President Roosevelt made owning gold for American citizens, with minor exceptions, illegal in 1933. See Executive Order # 6102. Begin the DOW to gold ratio analysis in 1933.
Many people have discussed the Dow to gold ratio. It fell from over 40 in the year 2000 when the DOW (11,750) was expensive, and gold sold for less than $300. In those days paper assets (DOW, bonds, S&P500 stocks) looked like they would rise forever.
By 2011 the DOW (12,800) had fallen 10% from its 2007 high and gold peaked at an all-time high over $1,900. The ratio dropped to about 7.
The ratio rises and falls in long waves.
1933 Low at 3
1965 High at 27
1980 Low under 2
2000 High over 40
2011 Low at 7
2029? Low at 3 or High at 30?
If your savings and retirement are based on stocks or gold, whether the ratio rises or falls is important.
BASED ON NEARLY A CENTURY OF EVIDENCE, WE KNOW:

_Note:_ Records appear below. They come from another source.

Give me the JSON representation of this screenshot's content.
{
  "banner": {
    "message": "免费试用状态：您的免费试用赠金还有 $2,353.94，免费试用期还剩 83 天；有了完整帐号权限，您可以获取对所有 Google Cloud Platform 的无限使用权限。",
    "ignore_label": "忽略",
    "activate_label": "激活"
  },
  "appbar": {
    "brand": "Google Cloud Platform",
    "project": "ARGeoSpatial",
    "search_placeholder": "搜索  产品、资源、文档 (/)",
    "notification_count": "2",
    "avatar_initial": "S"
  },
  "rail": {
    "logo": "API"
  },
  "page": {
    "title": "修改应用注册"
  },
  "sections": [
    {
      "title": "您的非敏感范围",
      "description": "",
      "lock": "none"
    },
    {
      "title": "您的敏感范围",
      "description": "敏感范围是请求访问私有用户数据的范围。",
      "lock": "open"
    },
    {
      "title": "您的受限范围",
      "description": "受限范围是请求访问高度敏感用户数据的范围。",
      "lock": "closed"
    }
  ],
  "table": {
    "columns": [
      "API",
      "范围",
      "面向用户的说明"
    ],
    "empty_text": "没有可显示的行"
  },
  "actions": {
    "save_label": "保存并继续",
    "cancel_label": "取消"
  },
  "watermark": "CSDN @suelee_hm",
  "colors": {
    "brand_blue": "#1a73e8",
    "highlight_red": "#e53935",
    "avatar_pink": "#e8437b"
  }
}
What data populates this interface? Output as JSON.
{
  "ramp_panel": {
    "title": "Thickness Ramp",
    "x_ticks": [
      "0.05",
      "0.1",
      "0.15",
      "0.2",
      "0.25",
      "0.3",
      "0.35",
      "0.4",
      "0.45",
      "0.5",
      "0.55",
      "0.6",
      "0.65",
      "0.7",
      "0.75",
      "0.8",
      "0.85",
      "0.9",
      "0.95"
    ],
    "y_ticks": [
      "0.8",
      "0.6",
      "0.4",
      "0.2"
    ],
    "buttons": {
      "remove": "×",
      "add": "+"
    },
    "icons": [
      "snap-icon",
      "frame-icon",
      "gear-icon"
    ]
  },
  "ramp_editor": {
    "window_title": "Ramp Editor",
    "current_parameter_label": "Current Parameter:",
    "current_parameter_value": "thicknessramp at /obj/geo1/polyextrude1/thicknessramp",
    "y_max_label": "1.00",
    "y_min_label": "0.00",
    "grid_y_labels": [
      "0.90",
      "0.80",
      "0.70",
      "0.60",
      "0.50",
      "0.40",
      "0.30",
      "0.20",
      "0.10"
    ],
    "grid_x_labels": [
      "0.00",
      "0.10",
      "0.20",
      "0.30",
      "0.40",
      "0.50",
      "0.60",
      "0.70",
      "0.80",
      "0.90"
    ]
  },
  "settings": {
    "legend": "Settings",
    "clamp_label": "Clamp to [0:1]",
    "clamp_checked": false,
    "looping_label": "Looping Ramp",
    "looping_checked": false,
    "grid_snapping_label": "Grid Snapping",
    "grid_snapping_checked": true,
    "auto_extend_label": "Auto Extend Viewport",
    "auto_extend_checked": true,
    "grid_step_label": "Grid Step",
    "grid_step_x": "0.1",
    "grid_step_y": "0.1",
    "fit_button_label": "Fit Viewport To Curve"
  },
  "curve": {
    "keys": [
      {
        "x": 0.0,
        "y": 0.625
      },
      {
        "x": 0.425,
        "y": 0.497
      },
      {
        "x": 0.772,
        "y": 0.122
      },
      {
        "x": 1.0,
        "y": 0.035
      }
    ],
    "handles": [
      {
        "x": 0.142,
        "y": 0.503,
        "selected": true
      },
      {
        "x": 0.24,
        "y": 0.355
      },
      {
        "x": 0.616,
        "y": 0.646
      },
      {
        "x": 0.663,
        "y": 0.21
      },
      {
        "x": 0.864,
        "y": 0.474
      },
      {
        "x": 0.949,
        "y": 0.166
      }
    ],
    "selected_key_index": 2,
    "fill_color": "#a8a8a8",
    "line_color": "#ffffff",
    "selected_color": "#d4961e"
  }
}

- The dollar and fiat currencies devalue every year as central bankers and commercial bankers create new currency units and inject them into the economy. Many more dollars chase a small increase in goods and propel prices higher. Examine the Chapwood Index.
- Currency devaluation and consumer price increases will continue—they are “baked into the cake” of our debt-based monetary system.
- Global central banks have created (from nothing) over $20 trillion in new currency units. Much of this new paper “wealth” went to the upper 1%. Wealth and income disparity are at all-time highs.
- This “gravy train” for bankers and politicians will roll down the tracks until it’s derailed.
- Expect higher prices for beer, payoffs, union dues, traffic tickets, textbooks, prescription drugs and hundreds of other items. Stock prices will correct, rise again, correct and …
WHAT WILL HAPPEN DURING THE NEXT DECADE TO THE DOW/GOLD RATIO?
Will the ratio rise because gold prices languish while the DOW streaks to 50,000 as the elite would prefer?
Will the ratio fall as stocks and bonds implode when the “everything bubble” collapses? Capital will move to something safe—like gold—universally appreciated, with limited availability, and historically a store of value. Best of all, gold and silver have no counter-party risk from dodgy debt, devalued currencies, negative interest rates, corrupt politicians, bankruptcies, and phony promises.
Central bankers and commercial bankers create currency units by the trillions, but gold is difficult to locate and mine. Central bankers and politicians prefer digital currency units under their control rather than the discipline of gold. Perhaps they can “stimulate” the digital currency system for several more decades. But people might panic out of overpriced stocks, bonds and leveraged real estate and demand something real, proven, and valuable.